■ Task description ■
Among these entries, count the lines containing the word "JSON" and answer with only the number.

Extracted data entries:
>>>>
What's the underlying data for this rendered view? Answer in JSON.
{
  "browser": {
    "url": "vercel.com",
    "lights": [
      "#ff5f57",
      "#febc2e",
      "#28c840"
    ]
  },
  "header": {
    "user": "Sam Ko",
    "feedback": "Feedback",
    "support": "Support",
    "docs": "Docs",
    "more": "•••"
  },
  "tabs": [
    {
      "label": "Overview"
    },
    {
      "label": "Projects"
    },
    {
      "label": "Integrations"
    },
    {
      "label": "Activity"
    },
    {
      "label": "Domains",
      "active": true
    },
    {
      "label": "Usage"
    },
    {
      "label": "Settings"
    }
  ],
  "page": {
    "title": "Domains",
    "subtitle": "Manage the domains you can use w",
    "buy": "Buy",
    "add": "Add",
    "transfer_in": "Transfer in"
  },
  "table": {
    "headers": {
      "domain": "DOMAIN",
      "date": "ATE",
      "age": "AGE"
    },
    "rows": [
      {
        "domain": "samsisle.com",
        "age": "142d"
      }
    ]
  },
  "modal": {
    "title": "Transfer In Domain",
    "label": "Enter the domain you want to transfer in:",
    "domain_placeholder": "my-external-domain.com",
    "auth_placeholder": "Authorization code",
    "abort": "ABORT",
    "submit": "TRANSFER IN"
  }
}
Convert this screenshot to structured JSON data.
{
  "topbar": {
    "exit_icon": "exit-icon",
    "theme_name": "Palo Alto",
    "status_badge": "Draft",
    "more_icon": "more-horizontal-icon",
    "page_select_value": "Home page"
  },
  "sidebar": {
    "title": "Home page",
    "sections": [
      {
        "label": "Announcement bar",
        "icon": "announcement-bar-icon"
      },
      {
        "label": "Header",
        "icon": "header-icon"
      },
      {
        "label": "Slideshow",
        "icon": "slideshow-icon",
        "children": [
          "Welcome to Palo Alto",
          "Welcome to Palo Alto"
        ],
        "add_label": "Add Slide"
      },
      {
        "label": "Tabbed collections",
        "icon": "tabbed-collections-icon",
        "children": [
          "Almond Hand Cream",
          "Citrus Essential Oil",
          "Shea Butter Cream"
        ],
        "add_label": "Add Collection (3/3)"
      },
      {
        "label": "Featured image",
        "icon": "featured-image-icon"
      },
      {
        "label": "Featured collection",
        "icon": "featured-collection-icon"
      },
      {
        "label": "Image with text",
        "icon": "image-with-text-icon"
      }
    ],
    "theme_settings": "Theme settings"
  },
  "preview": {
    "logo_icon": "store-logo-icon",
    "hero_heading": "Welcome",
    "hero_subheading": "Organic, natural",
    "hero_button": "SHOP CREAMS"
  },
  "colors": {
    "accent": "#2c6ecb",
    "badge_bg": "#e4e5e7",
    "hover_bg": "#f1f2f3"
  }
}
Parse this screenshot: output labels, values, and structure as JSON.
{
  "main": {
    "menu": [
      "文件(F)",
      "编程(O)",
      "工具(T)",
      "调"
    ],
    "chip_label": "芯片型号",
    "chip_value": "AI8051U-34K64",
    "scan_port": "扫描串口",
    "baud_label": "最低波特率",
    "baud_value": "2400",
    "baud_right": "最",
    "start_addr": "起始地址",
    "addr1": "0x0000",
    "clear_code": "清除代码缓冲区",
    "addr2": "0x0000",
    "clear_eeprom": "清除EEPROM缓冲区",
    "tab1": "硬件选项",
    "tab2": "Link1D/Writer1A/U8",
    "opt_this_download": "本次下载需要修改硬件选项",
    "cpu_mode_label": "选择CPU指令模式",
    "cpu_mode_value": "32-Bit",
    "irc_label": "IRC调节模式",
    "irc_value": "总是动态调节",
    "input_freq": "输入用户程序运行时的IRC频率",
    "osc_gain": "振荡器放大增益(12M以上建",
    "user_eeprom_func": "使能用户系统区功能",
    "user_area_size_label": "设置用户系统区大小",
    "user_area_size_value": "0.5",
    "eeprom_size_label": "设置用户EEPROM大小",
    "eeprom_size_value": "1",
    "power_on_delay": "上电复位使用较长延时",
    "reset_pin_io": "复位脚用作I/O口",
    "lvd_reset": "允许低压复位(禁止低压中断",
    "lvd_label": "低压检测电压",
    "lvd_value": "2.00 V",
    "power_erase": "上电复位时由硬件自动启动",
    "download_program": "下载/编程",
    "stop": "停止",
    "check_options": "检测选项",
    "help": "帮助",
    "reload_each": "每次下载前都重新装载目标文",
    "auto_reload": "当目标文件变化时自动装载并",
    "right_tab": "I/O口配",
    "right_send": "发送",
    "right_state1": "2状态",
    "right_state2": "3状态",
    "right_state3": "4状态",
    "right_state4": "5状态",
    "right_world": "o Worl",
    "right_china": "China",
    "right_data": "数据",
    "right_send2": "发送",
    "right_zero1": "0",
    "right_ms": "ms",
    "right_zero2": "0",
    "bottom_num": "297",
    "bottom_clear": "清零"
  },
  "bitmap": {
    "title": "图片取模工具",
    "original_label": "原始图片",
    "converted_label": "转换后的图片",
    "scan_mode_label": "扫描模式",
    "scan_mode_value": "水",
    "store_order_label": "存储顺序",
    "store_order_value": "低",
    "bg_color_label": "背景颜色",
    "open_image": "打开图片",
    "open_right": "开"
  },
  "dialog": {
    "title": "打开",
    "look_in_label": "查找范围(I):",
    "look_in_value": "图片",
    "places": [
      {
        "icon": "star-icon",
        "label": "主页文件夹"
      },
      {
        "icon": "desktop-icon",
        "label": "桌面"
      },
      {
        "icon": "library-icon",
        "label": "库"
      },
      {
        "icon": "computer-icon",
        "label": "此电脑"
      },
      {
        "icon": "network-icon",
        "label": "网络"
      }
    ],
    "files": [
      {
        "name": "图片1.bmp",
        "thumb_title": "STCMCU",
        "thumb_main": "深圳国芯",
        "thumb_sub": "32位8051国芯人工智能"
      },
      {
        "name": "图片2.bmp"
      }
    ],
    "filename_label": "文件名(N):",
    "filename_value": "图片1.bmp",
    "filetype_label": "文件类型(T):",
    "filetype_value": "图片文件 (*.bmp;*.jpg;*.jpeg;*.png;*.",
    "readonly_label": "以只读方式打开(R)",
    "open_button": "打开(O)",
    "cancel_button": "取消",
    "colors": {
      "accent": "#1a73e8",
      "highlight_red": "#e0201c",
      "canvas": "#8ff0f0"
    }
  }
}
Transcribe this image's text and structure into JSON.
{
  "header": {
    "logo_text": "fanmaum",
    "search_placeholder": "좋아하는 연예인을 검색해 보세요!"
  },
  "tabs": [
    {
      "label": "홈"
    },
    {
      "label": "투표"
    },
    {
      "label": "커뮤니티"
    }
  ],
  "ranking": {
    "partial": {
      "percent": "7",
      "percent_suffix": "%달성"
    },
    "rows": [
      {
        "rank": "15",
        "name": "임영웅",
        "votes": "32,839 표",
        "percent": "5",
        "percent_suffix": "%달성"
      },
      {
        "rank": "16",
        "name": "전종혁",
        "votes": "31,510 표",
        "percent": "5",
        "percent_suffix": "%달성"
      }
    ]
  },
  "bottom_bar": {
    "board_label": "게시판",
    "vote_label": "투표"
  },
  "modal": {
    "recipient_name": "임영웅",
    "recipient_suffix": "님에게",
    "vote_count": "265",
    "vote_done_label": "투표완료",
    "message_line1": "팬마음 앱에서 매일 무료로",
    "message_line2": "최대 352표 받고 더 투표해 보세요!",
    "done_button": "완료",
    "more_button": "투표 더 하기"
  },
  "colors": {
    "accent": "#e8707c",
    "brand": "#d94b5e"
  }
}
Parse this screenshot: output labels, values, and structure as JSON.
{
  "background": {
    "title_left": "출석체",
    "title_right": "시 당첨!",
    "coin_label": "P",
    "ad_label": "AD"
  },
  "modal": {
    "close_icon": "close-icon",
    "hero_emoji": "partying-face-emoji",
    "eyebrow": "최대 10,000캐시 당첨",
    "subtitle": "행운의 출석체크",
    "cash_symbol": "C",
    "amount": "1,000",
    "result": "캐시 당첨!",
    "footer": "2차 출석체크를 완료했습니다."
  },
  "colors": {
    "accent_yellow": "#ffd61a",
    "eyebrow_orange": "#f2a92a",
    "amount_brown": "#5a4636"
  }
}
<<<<
■ Result below ■
5